Items listed in a dataset
▼▼▼

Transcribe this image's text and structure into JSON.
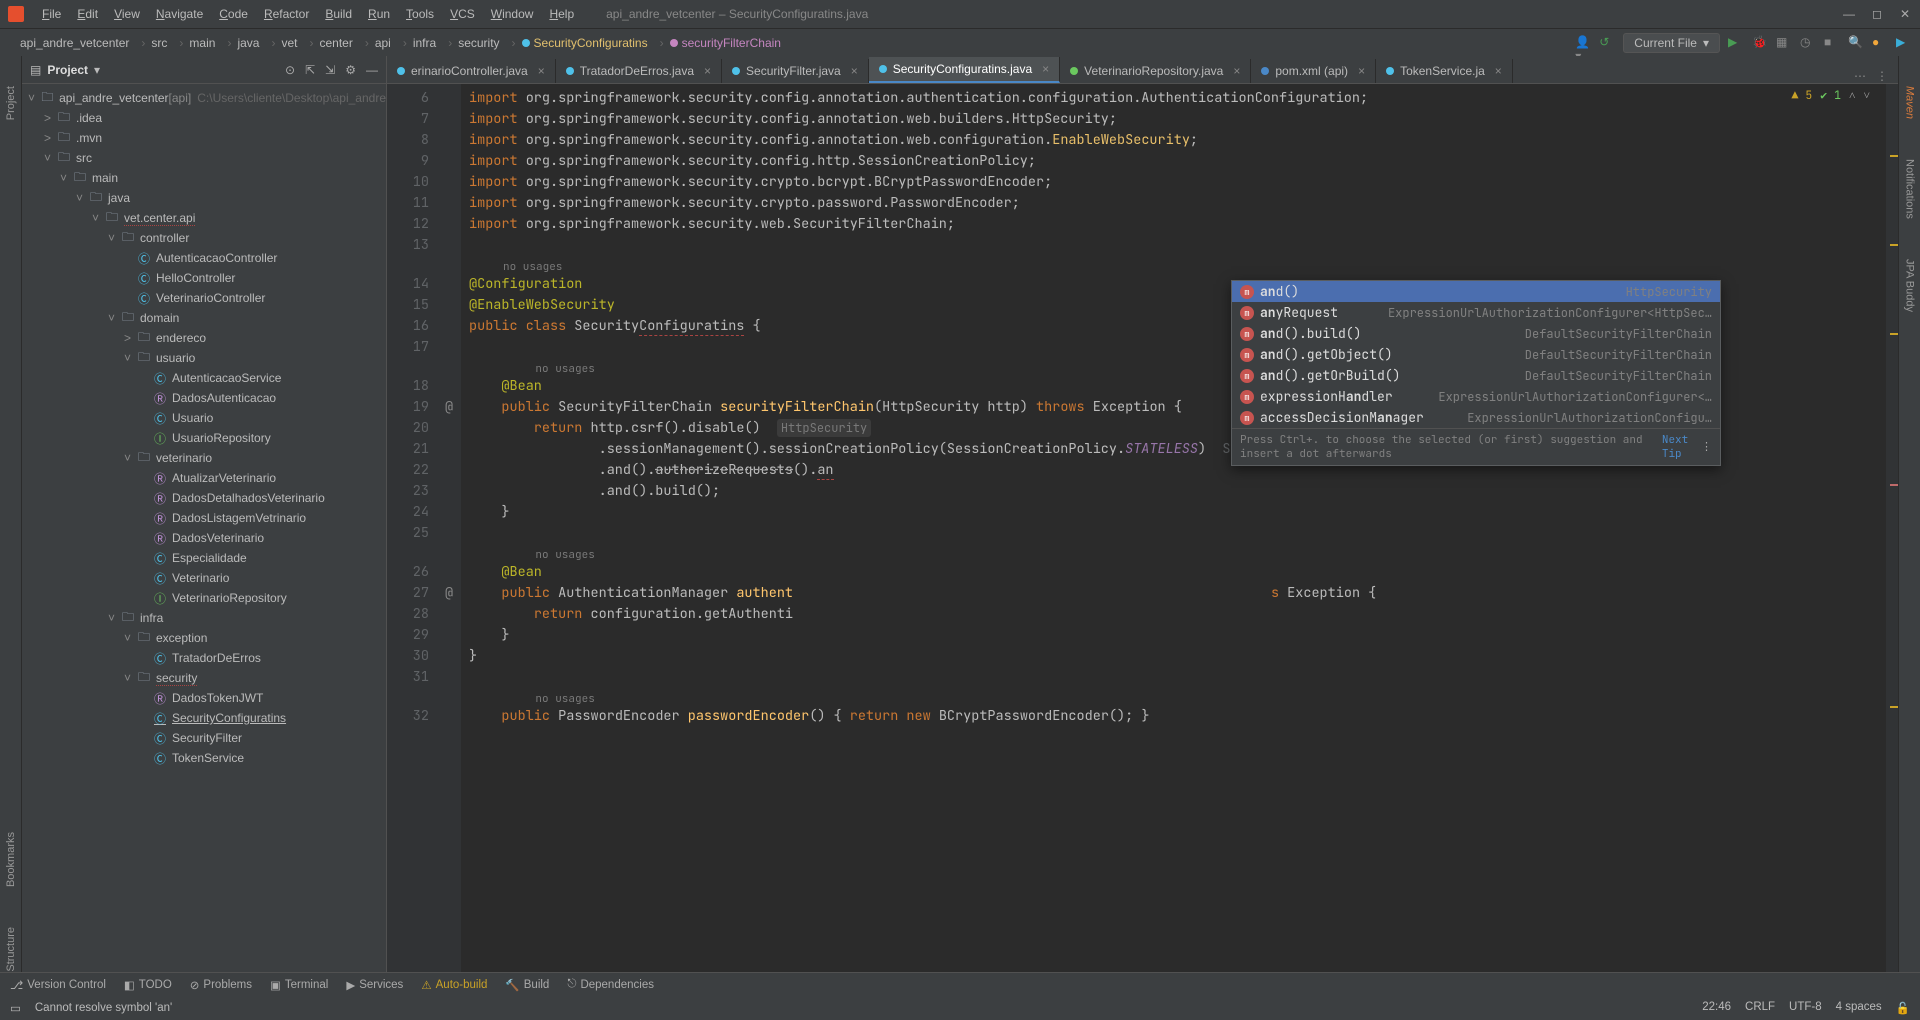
{
  "titlebar": {
    "menus": [
      "File",
      "Edit",
      "View",
      "Navigate",
      "Code",
      "Refactor",
      "Build",
      "Run",
      "Tools",
      "VCS",
      "Window",
      "Help"
    ],
    "title": "api_andre_vetcenter – SecurityConfiguratins.java"
  },
  "breadcrumbs": [
    "api_andre_vetcenter",
    "src",
    "main",
    "java",
    "vet",
    "center",
    "api",
    "infra",
    "security",
    "SecurityConfiguratins",
    "securityFilterChain"
  ],
  "run": {
    "config": "Current File"
  },
  "project": {
    "title": "Project",
    "root": "api_andre_vetcenter",
    "rootTag": "[api]",
    "rootPath": "C:\\Users\\cliente\\Desktop\\api_andre",
    "items": [
      {
        "d": 1,
        "exp": true,
        "ico": "folder",
        "label": "api_andre_vetcenter",
        "suffix": "[api]",
        "path": true
      },
      {
        "d": 2,
        "exp": false,
        "ico": "folder",
        "label": ".idea"
      },
      {
        "d": 2,
        "exp": false,
        "ico": "folder",
        "label": ".mvn"
      },
      {
        "d": 2,
        "exp": true,
        "ico": "folder",
        "label": "src"
      },
      {
        "d": 3,
        "exp": true,
        "ico": "folder",
        "label": "main"
      },
      {
        "d": 4,
        "exp": true,
        "ico": "folder",
        "label": "java"
      },
      {
        "d": 5,
        "exp": true,
        "ico": "folder",
        "label": "vet.center.api",
        "red": true
      },
      {
        "d": 6,
        "exp": true,
        "ico": "folder",
        "label": "controller"
      },
      {
        "d": 7,
        "ico": "class",
        "label": "AutenticacaoController"
      },
      {
        "d": 7,
        "ico": "class",
        "label": "HelloController"
      },
      {
        "d": 7,
        "ico": "class",
        "label": "VeterinarioController"
      },
      {
        "d": 6,
        "exp": true,
        "ico": "folder",
        "label": "domain"
      },
      {
        "d": 7,
        "exp": false,
        "ico": "folder",
        "label": "endereco"
      },
      {
        "d": 7,
        "exp": true,
        "ico": "folder",
        "label": "usuario"
      },
      {
        "d": 8,
        "ico": "class",
        "label": "AutenticacaoService"
      },
      {
        "d": 8,
        "ico": "record",
        "label": "DadosAutenticacao"
      },
      {
        "d": 8,
        "ico": "class",
        "label": "Usuario"
      },
      {
        "d": 8,
        "ico": "iface",
        "label": "UsuarioRepository"
      },
      {
        "d": 7,
        "exp": true,
        "ico": "folder",
        "label": "veterinario"
      },
      {
        "d": 8,
        "ico": "record",
        "label": "AtualizarVeterinario"
      },
      {
        "d": 8,
        "ico": "record",
        "label": "DadosDetalhadosVeterinario"
      },
      {
        "d": 8,
        "ico": "record",
        "label": "DadosListagemVetrinario"
      },
      {
        "d": 8,
        "ico": "record",
        "label": "DadosVeterinario"
      },
      {
        "d": 8,
        "ico": "class",
        "label": "Especialidade"
      },
      {
        "d": 8,
        "ico": "class",
        "label": "Veterinario"
      },
      {
        "d": 8,
        "ico": "iface",
        "label": "VeterinarioRepository"
      },
      {
        "d": 6,
        "exp": true,
        "ico": "folder",
        "label": "infra"
      },
      {
        "d": 7,
        "exp": true,
        "ico": "folder",
        "label": "exception"
      },
      {
        "d": 8,
        "ico": "class",
        "label": "TratadorDeErros"
      },
      {
        "d": 7,
        "exp": true,
        "ico": "folder",
        "label": "security",
        "red": true
      },
      {
        "d": 8,
        "ico": "record",
        "label": "DadosTokenJWT"
      },
      {
        "d": 8,
        "ico": "class",
        "label": "SecurityConfiguratins",
        "sel": true
      },
      {
        "d": 8,
        "ico": "class",
        "label": "SecurityFilter"
      },
      {
        "d": 8,
        "ico": "class",
        "label": "TokenService"
      }
    ]
  },
  "tabs": [
    {
      "label": "erinarioController.java",
      "ico": "class"
    },
    {
      "label": "TratadorDeErros.java",
      "ico": "class"
    },
    {
      "label": "SecurityFilter.java",
      "ico": "class"
    },
    {
      "label": "SecurityConfiguratins.java",
      "ico": "class",
      "active": true
    },
    {
      "label": "VeterinarioRepository.java",
      "ico": "iface"
    },
    {
      "label": "pom.xml (api)",
      "ico": "xml"
    },
    {
      "label": "TokenService.ja",
      "ico": "class"
    }
  ],
  "inspection": {
    "warnings": "5",
    "passes": "1"
  },
  "code": {
    "lines": [
      {
        "n": 6,
        "html": "<span class='kw'>import</span> org.springframework.security.config.annotation.authentication.configuration.AuthenticationConfiguration;"
      },
      {
        "n": 7,
        "html": "<span class='kw'>import</span> org.springframework.security.config.annotation.web.builders.HttpSecurity;"
      },
      {
        "n": 8,
        "html": "<span class='kw'>import</span> org.springframework.security.config.annotation.web.configuration.<span class='cfg'>EnableWebSecurity</span>;"
      },
      {
        "n": 9,
        "html": "<span class='kw'>import</span> org.springframework.security.config.http.SessionCreationPolicy;"
      },
      {
        "n": 10,
        "html": "<span class='kw'>import</span> org.springframework.security.crypto.bcrypt.BCryptPasswordEncoder;"
      },
      {
        "n": 11,
        "html": "<span class='kw'>import</span> org.springframework.security.crypto.password.PasswordEncoder;"
      },
      {
        "n": 12,
        "html": "<span class='kw'>import</span> org.springframework.security.web.SecurityFilterChain;"
      },
      {
        "n": 13,
        "html": ""
      },
      {
        "n": null,
        "html": "<span class='no-usages'>no usages</span>",
        "noGutter": true,
        "hintRow": true
      },
      {
        "n": 14,
        "html": "<span class='ann'>@Configuration</span>"
      },
      {
        "n": 15,
        "html": "<span class='ann'>@EnableWebSecurity</span>"
      },
      {
        "n": 16,
        "html": "<span class='kw'>public class</span> Security<span class='squig'>Configuratins</span> {"
      },
      {
        "n": 17,
        "html": ""
      },
      {
        "n": null,
        "html": "    <span class='no-usages'>no usages</span>",
        "noGutter": true,
        "hintRow": true
      },
      {
        "n": 18,
        "html": "    <span class='ann'>@Bean</span>"
      },
      {
        "n": 19,
        "g": "@",
        "html": "    <span class='kw'>public</span> SecurityFilterChain <span class='pm'>securityFilterChain</span>(HttpSecurity http) <span class='kw'>throws</span> Exception {"
      },
      {
        "n": 20,
        "html": "        <span class='kw'>return</span> http.csrf().disable()  <span class='hint-box'>HttpSecurity</span>"
      },
      {
        "n": 21,
        "html": "                .sessionManagement().sessionCreationPolicy(SessionCreationPolicy.<span class='italic'>STATELESS</span>)  <span class='hint'>SessionManagementConfigurer&lt;HttpSecurity&gt;</span>"
      },
      {
        "n": 22,
        "html": "                .and().<span class='deprecated'>authorizeRequests</span>().<span class='squig'>an</span>"
      },
      {
        "n": 23,
        "html": "                .and().build();"
      },
      {
        "n": 24,
        "html": "    }"
      },
      {
        "n": 25,
        "html": ""
      },
      {
        "n": null,
        "html": "    <span class='no-usages'>no usages</span>",
        "noGutter": true,
        "hintRow": true
      },
      {
        "n": 26,
        "html": "    <span class='ann'>@Bean</span>"
      },
      {
        "n": 27,
        "g": "@",
        "html": "    <span class='kw'>public</span> AuthenticationManager <span class='pm'>authent</span>                                                           <span class='kw'>s</span> Exception {"
      },
      {
        "n": 28,
        "html": "        <span class='kw'>return</span> configuration.getAuthenti"
      },
      {
        "n": 29,
        "html": "    }"
      },
      {
        "n": 30,
        "html": "}"
      },
      {
        "n": 31,
        "html": ""
      },
      {
        "n": null,
        "html": "    <span class='no-usages'>no usages</span>",
        "noGutter": true,
        "hintRow": true
      },
      {
        "n": 32,
        "html": "    <span class='kw'>public</span> PasswordEncoder <span class='pm'>passwordEncoder</span>() { <span class='kw'>return new</span> BCryptPasswordEncoder(); }"
      }
    ]
  },
  "autocomplete": {
    "items": [
      {
        "name": "and()",
        "ret": "HttpSecurity",
        "sel": true,
        "hl": "an"
      },
      {
        "name": "anyRequest",
        "ret": "ExpressionUrlAuthorizationConfigurer<HttpSec…",
        "hl": "an"
      },
      {
        "name": "and().build()",
        "ret": "DefaultSecurityFilterChain",
        "hl": "an"
      },
      {
        "name": "and().getObject()",
        "ret": "DefaultSecurityFilterChain",
        "hl": "an"
      },
      {
        "name": "and().getOrBuild()",
        "ret": "DefaultSecurityFilterChain",
        "hl": "an"
      },
      {
        "name": "expressionHandler",
        "ret": "ExpressionUrlAuthorizationConfigurer<…",
        "hl": "an"
      },
      {
        "name": "accessDecisionManager",
        "ret": "ExpressionUrlAuthorizationConfigu…",
        "hl": "an"
      }
    ],
    "footer": "Press Ctrl+. to choose the selected (or first) suggestion and insert a dot afterwards",
    "footerLink": "Next Tip"
  },
  "toolwins": [
    {
      "label": "Version Control",
      "ico": "⎇"
    },
    {
      "label": "TODO",
      "ico": "◧"
    },
    {
      "label": "Problems",
      "ico": "⊘"
    },
    {
      "label": "Terminal",
      "ico": "▣"
    },
    {
      "label": "Services",
      "ico": "▶"
    },
    {
      "label": "Auto-build",
      "ico": "⚠",
      "warn": true
    },
    {
      "label": "Build",
      "ico": "🔨"
    },
    {
      "label": "Dependencies",
      "ico": "⎋"
    }
  ],
  "status": {
    "error": "Cannot resolve symbol 'an'",
    "time": "22:46",
    "sep": "CRLF",
    "enc": "UTF-8",
    "indent": "4 spaces"
  },
  "rightStrip": [
    "Maven",
    "Notifications",
    "JPA Buddy"
  ],
  "leftStrip": [
    "Project",
    "Bookmarks",
    "Structure"
  ]
}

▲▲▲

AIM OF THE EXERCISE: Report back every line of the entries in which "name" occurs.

REPLY TO THE TASK:
        "name": "and()",
        "name": "anyRequest",
        "name": "and().build()",
        "name": "and().getObject()",
        "name": "and().getOrBuild()",
        "name": "expressionHandler",
        "name": "accessDecisionManager",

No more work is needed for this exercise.